The Wee Man (2013)
Director: Ray Burdis
Cast: Martin Compston, Patrick Bergin, John Hannah
Synopsis: The true-life story of Paul Ferris.
While The Wee Man, writer-director Ray Burdis’s first movie in thirteen years, provides an entertaining, well-acted slice of Glaswegian gangster life, his choice of subject matter and the painfully obvious bias of the storyline can only leave any informed audience with a nasty taste in the mouth. Paul Ferris, upon whose autobiography the movie is based, was a vicious career criminal, charged at various times with the murder of seven people, and yet Burdis’s script paints a portrait of him as a basically decent man who finds himself sucked into a life of crime after he finally works up the courage to defend himself against a gang of brothers who had persecuted him since childhood. Even this act of violence is softened by having it take place while the brothers are in the process of raping a young woman, and from then on, despite confessing to his sister that he enjoyed the violence, he is almost always shown to be a reluctant practitioner.
The film opens in the 1970s, when Ferris was a young boy (Daniel Kerr) growing up on a tough Glasgow council estate. From his bedroom window he sees three uniformed police officers viciously beat a man, an incident which establishes the blurred lines between right and wrong, good and bad, and essentially explaining how easy it is for good people to drift into bad lives. His kindly father gives him three rules to live his life by: beware of strangers, stay loyal to loved ones, and be a lion not a lamb. However, through most of his childhood Ferris is bullied by the near-feral Banks brothers, and it’s only after years of provocation that he finally gives them a taste of their own medicine. Just what his decent father thinks of this is never explored as he more or less disappears for the remainder of the movie. In fact, Ferris never has to face up to any kind of dissection of why he becomes the man he does, other than a moment of self-analysis when he states his desire to escape his life of crime because he fears he has become the type of bully he despised as a child.

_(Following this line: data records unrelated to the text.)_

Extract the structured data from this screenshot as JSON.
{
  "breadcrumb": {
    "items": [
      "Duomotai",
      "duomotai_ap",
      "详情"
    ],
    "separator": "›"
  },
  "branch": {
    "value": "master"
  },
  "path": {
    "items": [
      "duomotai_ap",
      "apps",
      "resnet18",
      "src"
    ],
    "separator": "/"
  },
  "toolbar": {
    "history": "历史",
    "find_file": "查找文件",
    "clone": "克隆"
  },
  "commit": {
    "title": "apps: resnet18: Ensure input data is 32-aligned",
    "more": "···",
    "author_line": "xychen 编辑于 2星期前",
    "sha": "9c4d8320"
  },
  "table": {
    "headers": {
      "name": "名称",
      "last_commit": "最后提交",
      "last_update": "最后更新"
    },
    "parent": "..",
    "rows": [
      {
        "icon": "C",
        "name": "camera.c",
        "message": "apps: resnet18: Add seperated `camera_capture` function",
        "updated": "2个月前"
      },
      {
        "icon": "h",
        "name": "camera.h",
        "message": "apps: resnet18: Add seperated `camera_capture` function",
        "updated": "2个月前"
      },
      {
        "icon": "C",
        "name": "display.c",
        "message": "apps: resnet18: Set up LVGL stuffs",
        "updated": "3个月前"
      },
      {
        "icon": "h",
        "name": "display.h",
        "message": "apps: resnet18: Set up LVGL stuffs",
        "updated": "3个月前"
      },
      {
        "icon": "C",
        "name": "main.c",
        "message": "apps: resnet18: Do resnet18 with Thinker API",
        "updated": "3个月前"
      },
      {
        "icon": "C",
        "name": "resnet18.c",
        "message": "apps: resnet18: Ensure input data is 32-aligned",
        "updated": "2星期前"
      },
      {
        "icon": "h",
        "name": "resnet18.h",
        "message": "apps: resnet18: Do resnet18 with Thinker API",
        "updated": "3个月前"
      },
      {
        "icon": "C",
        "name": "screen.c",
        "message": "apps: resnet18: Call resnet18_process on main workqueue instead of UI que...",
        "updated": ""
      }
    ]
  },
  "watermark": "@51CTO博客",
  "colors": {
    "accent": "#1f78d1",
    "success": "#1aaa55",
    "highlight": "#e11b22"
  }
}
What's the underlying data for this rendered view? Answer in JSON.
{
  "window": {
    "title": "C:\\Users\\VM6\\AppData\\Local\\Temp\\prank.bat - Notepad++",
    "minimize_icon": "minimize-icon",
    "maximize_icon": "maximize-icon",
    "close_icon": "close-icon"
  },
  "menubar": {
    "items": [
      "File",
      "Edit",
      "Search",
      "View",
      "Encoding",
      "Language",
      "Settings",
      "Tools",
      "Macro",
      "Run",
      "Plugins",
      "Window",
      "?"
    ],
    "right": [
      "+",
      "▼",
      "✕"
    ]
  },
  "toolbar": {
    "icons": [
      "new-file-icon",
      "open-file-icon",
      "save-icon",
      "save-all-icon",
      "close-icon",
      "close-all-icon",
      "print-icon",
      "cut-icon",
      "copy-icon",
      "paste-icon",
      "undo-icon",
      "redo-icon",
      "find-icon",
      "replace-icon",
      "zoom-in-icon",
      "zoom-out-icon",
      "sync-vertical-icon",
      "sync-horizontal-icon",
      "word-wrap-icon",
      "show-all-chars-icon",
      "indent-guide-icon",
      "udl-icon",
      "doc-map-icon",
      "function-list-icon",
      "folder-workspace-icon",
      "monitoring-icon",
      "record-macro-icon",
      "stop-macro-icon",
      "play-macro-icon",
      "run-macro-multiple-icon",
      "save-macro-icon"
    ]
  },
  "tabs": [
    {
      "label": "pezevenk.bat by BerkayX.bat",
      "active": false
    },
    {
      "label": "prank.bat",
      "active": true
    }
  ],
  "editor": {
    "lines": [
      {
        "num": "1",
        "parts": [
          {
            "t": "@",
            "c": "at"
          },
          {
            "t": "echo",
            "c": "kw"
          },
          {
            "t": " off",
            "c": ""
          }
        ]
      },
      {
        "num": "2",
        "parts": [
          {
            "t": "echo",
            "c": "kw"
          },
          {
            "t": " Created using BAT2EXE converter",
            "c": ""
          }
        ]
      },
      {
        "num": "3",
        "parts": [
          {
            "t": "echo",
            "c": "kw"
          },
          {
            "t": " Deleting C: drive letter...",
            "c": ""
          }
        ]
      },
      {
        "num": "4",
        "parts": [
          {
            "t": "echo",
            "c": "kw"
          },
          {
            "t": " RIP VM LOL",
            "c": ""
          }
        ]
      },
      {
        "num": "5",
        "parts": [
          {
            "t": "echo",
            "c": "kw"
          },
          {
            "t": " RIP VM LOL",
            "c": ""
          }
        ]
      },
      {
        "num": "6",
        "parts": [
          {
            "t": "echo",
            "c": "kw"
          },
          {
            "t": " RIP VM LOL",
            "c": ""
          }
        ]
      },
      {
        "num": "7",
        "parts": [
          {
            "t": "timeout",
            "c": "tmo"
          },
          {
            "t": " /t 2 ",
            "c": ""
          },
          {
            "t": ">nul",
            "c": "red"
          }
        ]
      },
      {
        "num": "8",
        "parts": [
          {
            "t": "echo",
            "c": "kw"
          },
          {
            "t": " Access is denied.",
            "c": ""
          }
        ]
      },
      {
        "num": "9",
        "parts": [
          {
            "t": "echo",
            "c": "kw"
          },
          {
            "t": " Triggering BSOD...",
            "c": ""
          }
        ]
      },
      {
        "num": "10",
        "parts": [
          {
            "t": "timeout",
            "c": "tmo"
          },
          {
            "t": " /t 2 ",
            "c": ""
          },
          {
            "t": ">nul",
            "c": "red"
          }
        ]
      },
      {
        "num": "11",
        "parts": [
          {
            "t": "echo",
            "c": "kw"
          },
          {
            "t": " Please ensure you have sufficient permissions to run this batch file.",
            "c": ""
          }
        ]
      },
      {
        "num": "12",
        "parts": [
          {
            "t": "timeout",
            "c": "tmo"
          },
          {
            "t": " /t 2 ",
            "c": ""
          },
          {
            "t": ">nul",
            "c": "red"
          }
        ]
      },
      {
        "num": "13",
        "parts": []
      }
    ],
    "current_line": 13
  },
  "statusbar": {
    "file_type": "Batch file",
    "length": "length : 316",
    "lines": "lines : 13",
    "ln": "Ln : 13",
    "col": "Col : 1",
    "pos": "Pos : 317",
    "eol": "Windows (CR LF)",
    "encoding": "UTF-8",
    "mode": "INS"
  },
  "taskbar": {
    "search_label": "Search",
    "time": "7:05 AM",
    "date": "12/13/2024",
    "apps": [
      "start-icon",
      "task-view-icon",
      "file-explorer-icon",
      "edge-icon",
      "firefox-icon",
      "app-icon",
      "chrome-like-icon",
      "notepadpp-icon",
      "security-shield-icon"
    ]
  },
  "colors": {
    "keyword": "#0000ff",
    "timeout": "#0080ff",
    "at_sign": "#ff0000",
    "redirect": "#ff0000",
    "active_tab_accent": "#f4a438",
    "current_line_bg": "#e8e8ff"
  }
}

By now, the role of Ferris has been assumed by Martin Compston, who delivers the best performance in a movie that’s filled with them. Following his release from prison, Ferris is working for Arthur Thompson, Glasgow’s notorious crime boss, and ruffling the feathers of Arthur’s son, Junior (Stephen McCole — another superb performance), a drug-addicted bully whose cowardly streak is disguised by arrogant bluster. When Junior feels that Ferris is replacing him as his father’s number two, he decides to usurp Arthur and eliminate Ferris. He’s encouraged in his subterfuge by Tam ‘The Licensee’ McGraw (John Hannah), a Machiavellian rival gangster who sees the unrest in the Thompson camp as a means of strengthening his own position in the Glasgow underworld. This intrigue eventually culminates in a violent and costly gang war.
The Wee Man is a solidly crafted gangster movie which stands head-and-shoulders above the majority of the slew of British gangster flicks released in the past ten years. If viewed as fiction — which it surely is — it provides an absorbing insight into a way of criminal life which is the antithesis of so many similar movies which are played out in swanky nightclubs and plush penthouses. Here, the crime lord’s office is the snug bar of the local spit-and-sawdust pub, and the lives and business of these wealthy criminals are located firmly in the heart of the working class haunts. It does, however, feel like an elaborate public relations exercise for a man who, by most accounts, appears to be a deeply unpleasant individual, and this is a fact which understandably appears to have coloured many views and opinions of the movie, and which undoubtedly weakens the movie as a whole.